The Allen’s Ranch area west of Provo is a lonely, windswept region. Criss-crossed by ranch roads, the valley east of Gardison Ridge is mostly dry ranch land, with higher ridges ringing the basin.
Caves have been long known to be found on these ridges, with the most popular being Nutty Putty Cave, a 1,355-foot-long cave in the Gardner Dolomite. Since its discovery by master Salt Lake City cave hunter Dale Green in 1961, Nutty Putty grew in popularity to become Utah’s most popular wild cave, with 5,000 or more people exploring its passageways and chambers during its peak in popularity. In recent years, the Rocky Mountain Region of the National Speleological Society donated $1000 of its funds to help the Timpanogos Grotto install a gate to protect the cave from vandals who would want to do it harm, but also from inexperienced cavers who are tempted by numerous small, sinuous crawls and squeezeways that comprise the cave’s southern branch.
Sadly, Nutty Putty Cave is also the grave of 26-year-old Utah caver John Jones, who explored an unsurveyed side passage near Ed’s Push and never returned. In a well-publicized rescue attempt of November 24-25, 2009, volunteer cavers from the Utah grottos and rescue teams from several search and rescue groups tried their best to safely extract John from the exceptionally tight passage that would become his tomb. To their anguish, the rescuers failed at their task, leaving John alone in the depths of this once popular but now strangely quiet cave.
While discussions continue both in Utah and across the nation as to whether John should be left in the cave and the entrance sealed, or if every effort should be made to extract his body for a traditional burial, the longer term issue is to what cavers within the Rocky Mountain Region can do in the future to prevent another underground tragedy.
In Colorado, the Colorado Cave Rescue Network has worked long and hard to create a skilled volunteer organization of cavers who can help with any cave emergency that might arise within the state. By contacting Colorado search and rescue teams, and sheriff’s offices in cave-rich regions of the state, it is a certainty that any rescue in Colorado’s future will involve cavers from this team, even if non-National Speleological Society cavers may not know of the Network. In other adjacent states, however, it is less certain that trained cavers will be contacted by the commanding sheriff’s office in an underground emergency.
Steve Reames, one of the founders of the Colorado Cave Rescue Network, explains that in all outdoor rescue emergencies, the county sheriff’s office serves as the commander of all rescue operations. They may decide to defer incident management to a search and rescue team, but ultimately, the sheriff is charged with the task of managing a rescue. For Nutty Putty Cave, the Utah County Sheriff’s office was in command of the rescue operation, but according to Dale Green, they deferred underground operation management to the group of cavers who had experience in cave rescues.

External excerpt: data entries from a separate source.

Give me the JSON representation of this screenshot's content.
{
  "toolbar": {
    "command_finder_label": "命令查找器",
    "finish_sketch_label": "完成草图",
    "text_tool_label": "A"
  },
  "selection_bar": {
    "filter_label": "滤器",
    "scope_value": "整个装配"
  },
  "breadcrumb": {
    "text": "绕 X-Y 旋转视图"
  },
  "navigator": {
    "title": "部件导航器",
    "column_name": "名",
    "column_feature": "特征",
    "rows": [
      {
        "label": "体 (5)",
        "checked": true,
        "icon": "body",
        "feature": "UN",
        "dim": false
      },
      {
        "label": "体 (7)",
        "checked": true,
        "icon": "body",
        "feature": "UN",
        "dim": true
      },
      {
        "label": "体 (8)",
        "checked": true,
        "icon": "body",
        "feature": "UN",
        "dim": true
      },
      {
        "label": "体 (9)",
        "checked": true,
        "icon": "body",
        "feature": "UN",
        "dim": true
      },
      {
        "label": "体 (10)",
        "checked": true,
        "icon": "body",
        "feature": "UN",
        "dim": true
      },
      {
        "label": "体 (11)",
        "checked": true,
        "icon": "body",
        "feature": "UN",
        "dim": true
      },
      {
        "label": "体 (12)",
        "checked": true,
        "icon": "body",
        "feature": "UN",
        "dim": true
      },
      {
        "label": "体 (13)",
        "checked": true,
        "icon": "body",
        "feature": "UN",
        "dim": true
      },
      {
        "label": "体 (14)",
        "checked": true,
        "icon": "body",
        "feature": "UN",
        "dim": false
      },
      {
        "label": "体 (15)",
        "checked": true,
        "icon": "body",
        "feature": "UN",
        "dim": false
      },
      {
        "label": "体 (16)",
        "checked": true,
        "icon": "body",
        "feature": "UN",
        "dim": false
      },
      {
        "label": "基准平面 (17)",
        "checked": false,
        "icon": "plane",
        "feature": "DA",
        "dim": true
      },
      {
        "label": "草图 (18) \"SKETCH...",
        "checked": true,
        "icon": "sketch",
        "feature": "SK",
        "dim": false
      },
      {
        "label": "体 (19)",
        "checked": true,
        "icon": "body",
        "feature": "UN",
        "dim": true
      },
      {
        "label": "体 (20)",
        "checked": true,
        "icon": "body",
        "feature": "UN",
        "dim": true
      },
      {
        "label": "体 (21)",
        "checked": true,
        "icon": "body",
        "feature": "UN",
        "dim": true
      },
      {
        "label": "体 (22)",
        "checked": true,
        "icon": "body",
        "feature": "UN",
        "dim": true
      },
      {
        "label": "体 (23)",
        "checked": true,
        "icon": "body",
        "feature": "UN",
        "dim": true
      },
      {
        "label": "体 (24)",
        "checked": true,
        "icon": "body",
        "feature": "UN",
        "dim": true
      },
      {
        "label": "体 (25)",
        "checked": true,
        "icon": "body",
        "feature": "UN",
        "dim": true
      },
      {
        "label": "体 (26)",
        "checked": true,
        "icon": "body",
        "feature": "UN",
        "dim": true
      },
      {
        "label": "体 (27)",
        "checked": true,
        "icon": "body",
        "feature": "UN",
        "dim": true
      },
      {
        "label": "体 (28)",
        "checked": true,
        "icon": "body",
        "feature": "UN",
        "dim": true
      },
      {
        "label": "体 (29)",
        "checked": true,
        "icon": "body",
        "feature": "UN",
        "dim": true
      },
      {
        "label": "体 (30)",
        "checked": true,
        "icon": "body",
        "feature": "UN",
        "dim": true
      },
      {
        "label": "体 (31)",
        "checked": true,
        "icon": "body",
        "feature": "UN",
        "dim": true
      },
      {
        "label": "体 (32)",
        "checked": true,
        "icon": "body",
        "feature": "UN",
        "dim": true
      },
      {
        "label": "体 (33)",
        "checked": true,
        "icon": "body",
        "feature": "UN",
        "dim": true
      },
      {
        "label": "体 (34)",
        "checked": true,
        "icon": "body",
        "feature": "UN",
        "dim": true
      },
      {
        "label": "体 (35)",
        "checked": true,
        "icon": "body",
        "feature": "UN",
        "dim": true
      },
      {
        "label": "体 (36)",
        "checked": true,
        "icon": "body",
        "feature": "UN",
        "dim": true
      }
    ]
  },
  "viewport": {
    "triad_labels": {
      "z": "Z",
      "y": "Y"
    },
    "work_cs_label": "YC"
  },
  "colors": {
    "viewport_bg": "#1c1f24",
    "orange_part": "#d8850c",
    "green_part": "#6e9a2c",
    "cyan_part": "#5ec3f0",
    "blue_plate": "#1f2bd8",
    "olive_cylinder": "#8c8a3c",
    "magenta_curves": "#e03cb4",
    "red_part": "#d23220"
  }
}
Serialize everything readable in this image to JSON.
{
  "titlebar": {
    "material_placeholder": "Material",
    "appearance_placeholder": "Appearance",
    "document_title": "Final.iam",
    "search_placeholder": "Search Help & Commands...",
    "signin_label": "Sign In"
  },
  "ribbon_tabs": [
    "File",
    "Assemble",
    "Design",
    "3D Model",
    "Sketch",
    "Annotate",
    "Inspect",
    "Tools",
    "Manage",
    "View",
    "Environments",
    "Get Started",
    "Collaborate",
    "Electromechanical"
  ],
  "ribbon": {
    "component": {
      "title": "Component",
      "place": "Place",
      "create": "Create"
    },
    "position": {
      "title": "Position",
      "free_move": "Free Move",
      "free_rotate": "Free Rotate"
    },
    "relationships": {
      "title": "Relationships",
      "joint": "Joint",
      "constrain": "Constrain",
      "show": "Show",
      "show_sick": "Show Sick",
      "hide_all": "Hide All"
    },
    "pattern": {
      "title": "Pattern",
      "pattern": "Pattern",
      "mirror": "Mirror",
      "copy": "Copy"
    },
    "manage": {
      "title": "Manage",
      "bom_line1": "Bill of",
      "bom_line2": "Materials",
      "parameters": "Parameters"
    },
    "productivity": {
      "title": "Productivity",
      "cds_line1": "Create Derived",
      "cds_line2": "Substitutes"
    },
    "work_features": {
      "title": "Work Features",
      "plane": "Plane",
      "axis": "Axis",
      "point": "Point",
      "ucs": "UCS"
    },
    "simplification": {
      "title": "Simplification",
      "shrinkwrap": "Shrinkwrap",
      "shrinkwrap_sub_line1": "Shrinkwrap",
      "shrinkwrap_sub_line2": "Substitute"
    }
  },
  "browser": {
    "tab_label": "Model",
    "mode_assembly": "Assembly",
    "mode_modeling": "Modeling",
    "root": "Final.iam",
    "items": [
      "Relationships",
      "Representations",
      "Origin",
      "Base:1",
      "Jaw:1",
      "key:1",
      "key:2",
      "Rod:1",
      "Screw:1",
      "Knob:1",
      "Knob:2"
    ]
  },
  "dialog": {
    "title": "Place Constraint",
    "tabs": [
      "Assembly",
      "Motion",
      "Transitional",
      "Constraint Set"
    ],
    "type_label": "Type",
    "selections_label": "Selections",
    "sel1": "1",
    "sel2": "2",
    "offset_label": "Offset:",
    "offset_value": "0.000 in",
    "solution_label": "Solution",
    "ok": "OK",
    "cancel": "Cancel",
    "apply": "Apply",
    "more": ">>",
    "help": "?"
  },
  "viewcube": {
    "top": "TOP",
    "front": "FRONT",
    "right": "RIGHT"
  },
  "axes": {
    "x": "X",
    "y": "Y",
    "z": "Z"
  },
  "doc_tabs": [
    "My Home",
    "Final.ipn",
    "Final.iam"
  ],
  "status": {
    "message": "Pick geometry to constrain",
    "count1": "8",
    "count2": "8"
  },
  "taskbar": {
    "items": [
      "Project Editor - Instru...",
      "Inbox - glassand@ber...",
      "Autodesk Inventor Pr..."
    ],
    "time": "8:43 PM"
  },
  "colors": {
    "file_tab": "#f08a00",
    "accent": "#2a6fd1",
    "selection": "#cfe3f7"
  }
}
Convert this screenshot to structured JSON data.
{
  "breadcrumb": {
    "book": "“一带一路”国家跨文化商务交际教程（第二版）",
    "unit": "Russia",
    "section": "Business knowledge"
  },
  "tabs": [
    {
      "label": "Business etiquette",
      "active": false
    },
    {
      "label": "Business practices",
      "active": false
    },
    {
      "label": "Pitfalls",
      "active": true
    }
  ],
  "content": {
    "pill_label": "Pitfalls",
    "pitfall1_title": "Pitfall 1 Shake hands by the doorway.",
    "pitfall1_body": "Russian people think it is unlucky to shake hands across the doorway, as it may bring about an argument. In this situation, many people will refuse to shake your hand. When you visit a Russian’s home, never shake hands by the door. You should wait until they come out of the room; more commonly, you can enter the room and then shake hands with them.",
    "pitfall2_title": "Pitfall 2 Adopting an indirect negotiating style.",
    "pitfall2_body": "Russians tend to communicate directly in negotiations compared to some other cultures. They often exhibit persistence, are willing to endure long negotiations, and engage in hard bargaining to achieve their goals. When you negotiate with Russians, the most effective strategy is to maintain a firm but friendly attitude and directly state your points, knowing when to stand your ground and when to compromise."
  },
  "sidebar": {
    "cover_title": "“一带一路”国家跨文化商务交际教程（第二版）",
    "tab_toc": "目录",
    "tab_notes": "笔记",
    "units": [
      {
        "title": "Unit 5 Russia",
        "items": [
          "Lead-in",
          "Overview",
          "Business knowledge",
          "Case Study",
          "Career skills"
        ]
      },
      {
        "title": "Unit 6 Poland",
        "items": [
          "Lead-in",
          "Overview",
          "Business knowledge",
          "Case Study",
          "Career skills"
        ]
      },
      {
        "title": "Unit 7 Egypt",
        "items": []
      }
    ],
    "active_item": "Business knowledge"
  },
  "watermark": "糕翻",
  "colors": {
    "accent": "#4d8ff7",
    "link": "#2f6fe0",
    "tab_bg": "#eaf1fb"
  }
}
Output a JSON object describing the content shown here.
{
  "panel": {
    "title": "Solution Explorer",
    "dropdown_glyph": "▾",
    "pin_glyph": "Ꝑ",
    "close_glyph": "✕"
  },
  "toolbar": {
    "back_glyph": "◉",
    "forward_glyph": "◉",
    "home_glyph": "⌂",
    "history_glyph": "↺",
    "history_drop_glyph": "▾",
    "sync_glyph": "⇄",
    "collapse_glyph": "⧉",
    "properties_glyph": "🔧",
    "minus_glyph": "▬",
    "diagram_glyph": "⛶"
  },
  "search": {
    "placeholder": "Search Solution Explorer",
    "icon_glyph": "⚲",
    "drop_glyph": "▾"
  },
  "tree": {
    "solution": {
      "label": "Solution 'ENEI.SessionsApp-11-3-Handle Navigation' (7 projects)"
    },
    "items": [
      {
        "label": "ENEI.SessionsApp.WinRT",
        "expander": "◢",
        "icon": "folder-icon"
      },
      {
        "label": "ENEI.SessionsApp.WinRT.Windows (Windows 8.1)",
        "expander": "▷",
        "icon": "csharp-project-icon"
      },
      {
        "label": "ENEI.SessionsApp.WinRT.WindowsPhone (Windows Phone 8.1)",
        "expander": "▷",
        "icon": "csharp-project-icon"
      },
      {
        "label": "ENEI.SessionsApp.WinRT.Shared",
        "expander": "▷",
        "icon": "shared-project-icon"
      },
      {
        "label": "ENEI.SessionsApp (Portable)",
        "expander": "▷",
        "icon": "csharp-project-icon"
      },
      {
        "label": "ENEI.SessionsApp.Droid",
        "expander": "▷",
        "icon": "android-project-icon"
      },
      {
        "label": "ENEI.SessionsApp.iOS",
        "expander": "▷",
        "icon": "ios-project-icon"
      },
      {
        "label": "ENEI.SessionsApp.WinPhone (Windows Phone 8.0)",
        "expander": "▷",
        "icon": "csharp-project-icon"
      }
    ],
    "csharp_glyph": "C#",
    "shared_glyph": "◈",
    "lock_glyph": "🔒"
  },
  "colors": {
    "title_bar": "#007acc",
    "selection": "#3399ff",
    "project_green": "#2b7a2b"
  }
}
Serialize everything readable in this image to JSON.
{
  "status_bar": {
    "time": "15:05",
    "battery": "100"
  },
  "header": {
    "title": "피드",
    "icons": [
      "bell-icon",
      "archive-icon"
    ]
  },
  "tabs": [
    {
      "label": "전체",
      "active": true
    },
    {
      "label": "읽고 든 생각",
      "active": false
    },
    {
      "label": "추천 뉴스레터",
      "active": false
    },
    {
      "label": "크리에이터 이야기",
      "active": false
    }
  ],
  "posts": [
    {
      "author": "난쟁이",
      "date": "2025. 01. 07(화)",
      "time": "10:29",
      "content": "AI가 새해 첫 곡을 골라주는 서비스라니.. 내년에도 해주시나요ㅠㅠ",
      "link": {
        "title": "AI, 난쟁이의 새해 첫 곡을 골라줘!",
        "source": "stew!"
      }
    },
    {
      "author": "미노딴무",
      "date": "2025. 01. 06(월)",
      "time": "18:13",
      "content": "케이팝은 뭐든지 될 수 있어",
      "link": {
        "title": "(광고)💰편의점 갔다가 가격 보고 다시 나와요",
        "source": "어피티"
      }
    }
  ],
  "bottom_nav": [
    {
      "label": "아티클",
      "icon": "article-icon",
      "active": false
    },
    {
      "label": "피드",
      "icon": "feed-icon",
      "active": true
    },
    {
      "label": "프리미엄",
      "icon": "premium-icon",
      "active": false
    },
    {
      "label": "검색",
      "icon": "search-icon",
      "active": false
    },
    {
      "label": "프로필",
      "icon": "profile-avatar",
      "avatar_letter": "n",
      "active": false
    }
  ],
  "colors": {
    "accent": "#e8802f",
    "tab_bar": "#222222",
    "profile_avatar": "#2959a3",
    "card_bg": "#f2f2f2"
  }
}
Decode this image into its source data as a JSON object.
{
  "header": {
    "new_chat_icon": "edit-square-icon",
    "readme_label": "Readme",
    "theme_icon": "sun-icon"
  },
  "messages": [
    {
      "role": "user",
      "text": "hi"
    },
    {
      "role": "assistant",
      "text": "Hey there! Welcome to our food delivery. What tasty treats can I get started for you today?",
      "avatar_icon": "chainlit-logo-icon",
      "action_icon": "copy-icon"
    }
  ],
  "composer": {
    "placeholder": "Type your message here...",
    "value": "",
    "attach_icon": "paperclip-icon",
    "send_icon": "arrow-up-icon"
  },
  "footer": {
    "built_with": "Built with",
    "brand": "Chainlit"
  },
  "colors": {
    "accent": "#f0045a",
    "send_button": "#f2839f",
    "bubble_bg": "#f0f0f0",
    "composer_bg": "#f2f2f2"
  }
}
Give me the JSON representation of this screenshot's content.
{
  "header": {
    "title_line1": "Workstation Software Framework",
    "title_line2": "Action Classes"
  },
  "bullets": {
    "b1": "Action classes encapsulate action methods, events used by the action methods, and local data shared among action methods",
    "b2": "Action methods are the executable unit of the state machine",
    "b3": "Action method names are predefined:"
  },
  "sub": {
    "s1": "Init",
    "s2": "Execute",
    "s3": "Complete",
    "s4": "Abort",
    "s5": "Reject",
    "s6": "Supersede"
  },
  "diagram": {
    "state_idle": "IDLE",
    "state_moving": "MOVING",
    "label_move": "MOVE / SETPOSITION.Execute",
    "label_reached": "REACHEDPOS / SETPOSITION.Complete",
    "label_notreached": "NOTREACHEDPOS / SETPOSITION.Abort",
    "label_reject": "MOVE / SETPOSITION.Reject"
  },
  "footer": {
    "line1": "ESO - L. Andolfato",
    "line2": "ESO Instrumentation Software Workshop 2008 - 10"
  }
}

Though Nutty Putty Cave is only a short drive from major cities like Provo and Salt Lake City, many of our Rocky Mountain Region’s caves are in remote regions, like Wyoming’s Bighorn Mountains, Colorado’s San Juan Mountains and the wilderness regions of Montana. In many of these regions, very few cavers can be found. Even less likely is that the local sheriff’s office is aware of cave rescue organizations like Colorado’s well trained team.
In the hope that future tragedies might be averted, it would be worthwhile for the Colorado Cave Rescue Network to reach out to Society chapters in our Region, providing contact information and an assurance that if an emergency arises, Colorado cavers are only a phone call away. In addition, local sheriff’s offices in cave areas of the Rocky Mountain Region might be contacted proactively and provided with contact information.
For the Rocky Mountain Region, South Dakota caver Marc Ohms serves as the volunteer coordinator of the National Cave Rescue Commission. An expert caver who works as a professional with the National Park Service, Marc also volunteers his time in helping arrange cave rescue training for teams such as Teton County Search and Rescue. With a huge geographic region to oversee, Marc simply doesn’t have the time to alert every grotto and every sheriff’s office of the services available to them by organized cave rescue teams like Colorado’s. Yet, he will readily welcome help from other regional cavers who will evangelize the availability of trained underground rescue assistance.
With enough regional cavers providing volunteer assistance, each and every cave region sheriff’s office can be provided with contact information for Marc, and for existing groups. Additional rescue training seminars can be arranged throughout the region, providing more cavers, and more search and rescue personnel, with specialized training.
Let’s remember the legacy of Nutty Putty Cave in a sense that the tragedy that met John Jones will not be forgotten. Perhaps in some future rescue, individuals motivated through John’s death underground will help save another life.